can be taken down by detonating a nuclear warhead from as far as 10 kilometres.
The Topol doesn't blink an eyelid until the time a nuclear warhead gets
as close as 500 meters. But given the Topol's remarkable speed and manoeuvrability,
getting a warhead that close is practically impossible.
- That leaves defence establishments with only two options.
Target the missile at its most vulnerable points - either when it is on
the ground or when it is just being deployed (also known as the boost phase).
- Apparently, the Russians have gotten around that problem,
too. Unlike virtually every ICBM that exists on some military base or the
other, the Topol doesn't have to be on a static base. All it needs is the
back of a truck. And trucks can be driven anywhere, anytime. That makes
it practically impossible for any country to monitor how many of these
missiles have been deployed and where.
- Writes Scott Ritter, a former intelligence officer and
weapons inspector in the Soviet Union and Iraq in the Christian Science
- "The Bush administration's dream of a viable NMD
has been rendered fantasy by the Russian test of the SS-27 Topol-M.. To
counter the SS-27 threat, the US will need to start from scratch."
- But when you're done marvelling at the technology, sit
back for a moment and consider this. You thought the cold war was over.
You thought wrong. Cold War II has just begun. And the world just became
a more dangerous place.
- To recap the SS-27 'highlights'...
- The Topol SS 27 can be manoeuvred mid-flight. this makes
it impossible for radar systems to figure out its flight path.
- It is invulnerable to radiation and electromagnetic and
- It can be mounted on the back of a truck, which makes
it difficult to monitor how many of these missiles have been deployed and
- Let's just ignore the great figures this missile is capable
off, let's look at the timing of the press release.
- We have the West gathering behind The Great Satan to

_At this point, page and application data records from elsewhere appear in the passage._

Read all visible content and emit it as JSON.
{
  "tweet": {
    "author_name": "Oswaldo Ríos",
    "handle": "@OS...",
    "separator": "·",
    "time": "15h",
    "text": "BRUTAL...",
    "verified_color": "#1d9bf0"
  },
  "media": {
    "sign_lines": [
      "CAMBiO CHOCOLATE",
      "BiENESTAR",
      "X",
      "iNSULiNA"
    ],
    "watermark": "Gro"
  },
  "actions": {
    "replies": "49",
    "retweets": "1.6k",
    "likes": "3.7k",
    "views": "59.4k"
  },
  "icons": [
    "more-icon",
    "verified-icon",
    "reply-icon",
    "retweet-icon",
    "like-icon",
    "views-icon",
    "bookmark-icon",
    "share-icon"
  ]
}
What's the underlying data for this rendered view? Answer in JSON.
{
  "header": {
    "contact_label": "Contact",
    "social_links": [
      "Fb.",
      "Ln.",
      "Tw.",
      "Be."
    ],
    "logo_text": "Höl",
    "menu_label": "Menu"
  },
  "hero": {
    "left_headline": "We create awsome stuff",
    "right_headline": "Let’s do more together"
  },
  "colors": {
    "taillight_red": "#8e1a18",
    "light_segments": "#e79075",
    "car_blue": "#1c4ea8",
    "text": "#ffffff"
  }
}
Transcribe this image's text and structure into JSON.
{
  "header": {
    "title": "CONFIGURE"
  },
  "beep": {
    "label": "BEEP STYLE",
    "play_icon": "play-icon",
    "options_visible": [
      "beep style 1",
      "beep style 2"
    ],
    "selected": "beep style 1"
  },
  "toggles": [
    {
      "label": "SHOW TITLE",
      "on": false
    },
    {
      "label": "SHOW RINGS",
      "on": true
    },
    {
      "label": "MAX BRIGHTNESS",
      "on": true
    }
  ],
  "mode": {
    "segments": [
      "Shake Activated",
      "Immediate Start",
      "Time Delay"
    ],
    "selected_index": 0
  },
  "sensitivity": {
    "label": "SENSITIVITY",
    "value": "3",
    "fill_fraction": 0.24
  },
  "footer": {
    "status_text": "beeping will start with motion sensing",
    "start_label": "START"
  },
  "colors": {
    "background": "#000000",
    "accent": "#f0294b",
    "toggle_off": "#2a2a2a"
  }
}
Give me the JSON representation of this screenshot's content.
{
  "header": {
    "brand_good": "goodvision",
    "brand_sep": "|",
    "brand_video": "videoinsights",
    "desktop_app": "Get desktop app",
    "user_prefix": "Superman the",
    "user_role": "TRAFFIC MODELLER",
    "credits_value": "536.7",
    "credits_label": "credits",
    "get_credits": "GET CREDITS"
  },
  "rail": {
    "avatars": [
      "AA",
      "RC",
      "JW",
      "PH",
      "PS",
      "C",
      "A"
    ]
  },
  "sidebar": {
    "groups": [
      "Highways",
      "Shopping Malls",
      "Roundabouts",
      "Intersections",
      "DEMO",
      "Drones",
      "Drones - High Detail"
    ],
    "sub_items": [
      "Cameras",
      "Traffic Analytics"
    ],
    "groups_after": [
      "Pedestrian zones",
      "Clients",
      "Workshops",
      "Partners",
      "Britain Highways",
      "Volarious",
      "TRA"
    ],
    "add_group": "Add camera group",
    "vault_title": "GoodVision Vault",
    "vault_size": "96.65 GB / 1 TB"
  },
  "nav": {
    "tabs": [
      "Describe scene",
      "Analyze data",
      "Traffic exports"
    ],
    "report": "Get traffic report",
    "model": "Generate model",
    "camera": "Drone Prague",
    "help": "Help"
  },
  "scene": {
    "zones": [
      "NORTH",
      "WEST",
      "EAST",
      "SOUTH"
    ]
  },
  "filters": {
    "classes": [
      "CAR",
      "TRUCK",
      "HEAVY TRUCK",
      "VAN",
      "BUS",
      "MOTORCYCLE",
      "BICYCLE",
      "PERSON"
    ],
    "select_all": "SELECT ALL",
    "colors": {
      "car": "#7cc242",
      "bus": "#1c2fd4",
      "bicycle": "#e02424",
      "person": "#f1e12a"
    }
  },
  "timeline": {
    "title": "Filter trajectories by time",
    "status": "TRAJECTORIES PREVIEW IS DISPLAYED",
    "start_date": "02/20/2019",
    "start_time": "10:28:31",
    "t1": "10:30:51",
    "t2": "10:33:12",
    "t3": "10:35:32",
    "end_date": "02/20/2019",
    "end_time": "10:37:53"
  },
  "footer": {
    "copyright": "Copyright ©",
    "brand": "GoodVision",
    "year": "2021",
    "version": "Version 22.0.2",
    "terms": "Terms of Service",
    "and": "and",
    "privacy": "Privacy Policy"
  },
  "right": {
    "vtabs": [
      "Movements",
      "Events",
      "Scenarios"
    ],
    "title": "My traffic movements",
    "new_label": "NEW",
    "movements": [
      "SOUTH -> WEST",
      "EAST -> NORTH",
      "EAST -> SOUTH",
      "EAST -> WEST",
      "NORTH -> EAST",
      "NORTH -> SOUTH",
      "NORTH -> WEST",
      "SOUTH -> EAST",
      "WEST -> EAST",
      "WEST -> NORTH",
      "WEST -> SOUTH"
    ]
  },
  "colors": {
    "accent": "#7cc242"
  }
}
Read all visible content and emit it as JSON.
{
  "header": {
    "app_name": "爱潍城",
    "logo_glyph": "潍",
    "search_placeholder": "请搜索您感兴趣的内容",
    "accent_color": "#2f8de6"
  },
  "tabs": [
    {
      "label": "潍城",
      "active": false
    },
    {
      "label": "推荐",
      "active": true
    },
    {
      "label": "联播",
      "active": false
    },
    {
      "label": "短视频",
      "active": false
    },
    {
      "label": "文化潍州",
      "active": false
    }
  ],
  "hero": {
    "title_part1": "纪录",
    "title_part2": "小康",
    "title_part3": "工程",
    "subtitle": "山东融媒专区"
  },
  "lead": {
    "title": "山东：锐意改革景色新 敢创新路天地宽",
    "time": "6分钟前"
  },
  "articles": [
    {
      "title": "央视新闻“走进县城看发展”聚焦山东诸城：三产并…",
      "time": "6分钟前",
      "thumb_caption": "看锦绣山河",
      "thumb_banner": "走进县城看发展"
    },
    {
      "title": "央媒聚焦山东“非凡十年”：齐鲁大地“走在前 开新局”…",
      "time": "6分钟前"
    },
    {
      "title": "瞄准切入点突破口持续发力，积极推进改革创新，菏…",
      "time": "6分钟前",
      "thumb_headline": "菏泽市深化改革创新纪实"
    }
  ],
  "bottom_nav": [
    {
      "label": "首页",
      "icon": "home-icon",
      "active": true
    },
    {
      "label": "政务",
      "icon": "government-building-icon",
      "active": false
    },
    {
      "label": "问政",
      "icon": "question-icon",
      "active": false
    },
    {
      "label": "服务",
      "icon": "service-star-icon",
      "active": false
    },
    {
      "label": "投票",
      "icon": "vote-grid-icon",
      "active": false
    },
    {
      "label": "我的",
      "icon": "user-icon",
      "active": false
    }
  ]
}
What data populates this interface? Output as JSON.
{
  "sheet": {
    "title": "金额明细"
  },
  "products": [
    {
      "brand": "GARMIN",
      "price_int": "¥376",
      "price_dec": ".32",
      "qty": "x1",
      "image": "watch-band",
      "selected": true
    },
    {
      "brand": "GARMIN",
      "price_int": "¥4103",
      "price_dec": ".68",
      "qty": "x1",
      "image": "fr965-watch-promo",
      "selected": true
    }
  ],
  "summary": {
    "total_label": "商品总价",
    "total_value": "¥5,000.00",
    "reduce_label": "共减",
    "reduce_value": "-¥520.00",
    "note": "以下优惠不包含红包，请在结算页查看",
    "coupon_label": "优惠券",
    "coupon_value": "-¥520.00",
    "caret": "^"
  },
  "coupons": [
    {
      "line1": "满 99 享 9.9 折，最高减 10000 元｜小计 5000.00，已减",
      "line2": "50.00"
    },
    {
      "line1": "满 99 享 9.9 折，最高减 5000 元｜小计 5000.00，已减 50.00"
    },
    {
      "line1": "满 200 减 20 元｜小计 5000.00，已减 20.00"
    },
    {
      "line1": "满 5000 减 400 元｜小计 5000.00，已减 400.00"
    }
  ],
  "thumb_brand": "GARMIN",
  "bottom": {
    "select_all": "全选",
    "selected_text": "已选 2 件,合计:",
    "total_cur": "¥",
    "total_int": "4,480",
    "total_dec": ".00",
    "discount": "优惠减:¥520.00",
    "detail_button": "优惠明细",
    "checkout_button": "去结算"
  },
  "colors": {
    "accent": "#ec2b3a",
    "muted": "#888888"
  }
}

bomb Iran for doing what it has every right under international law to
do. Then we have Russia showing off the fastest missile ever made 180 miles
a minute or 10,800 miles an hour. This is no accident or misprint. What
we have here is a very clear message written in the universal language
- Dear sir
- Having read an article by Charles Assisi of The Times
of India titled "Russia's SS-27 Makes Bush's Missile Defense A Fantasy"
posted on your site, I decided to test the numbers myself as it seemed
the speeds of the missile mentioned were quite fantastic. I looked up Astrakhan
and Kazakhstan in my concise World atlas. Assuming that the location of
the Kapustny Yar test range mentioned is correct, "...located on the
banks of the Volga river, 75 miles east of Volgograd (formerly Stalingrad)..."
and that the target at Balkhash was somewhere in proximity to Lake Balkhash
(Balchas) and/or the Balkhash township in Kazakhstan my estimation is that
this is a distance of approx. 2400kms (about 1600 miles). The missile apparently
covered this distance in 24 minutes. I calculate the speed of the missile
was therefore about 100kms/minute (about 67miles/minute or 1.12miles/sec)
or 6000kmh (about 4000mph). This is roughly Mach 4 or Mach 5 and NOT the
10,800 mph Mach 10 mentioned in the article. Would you not agree?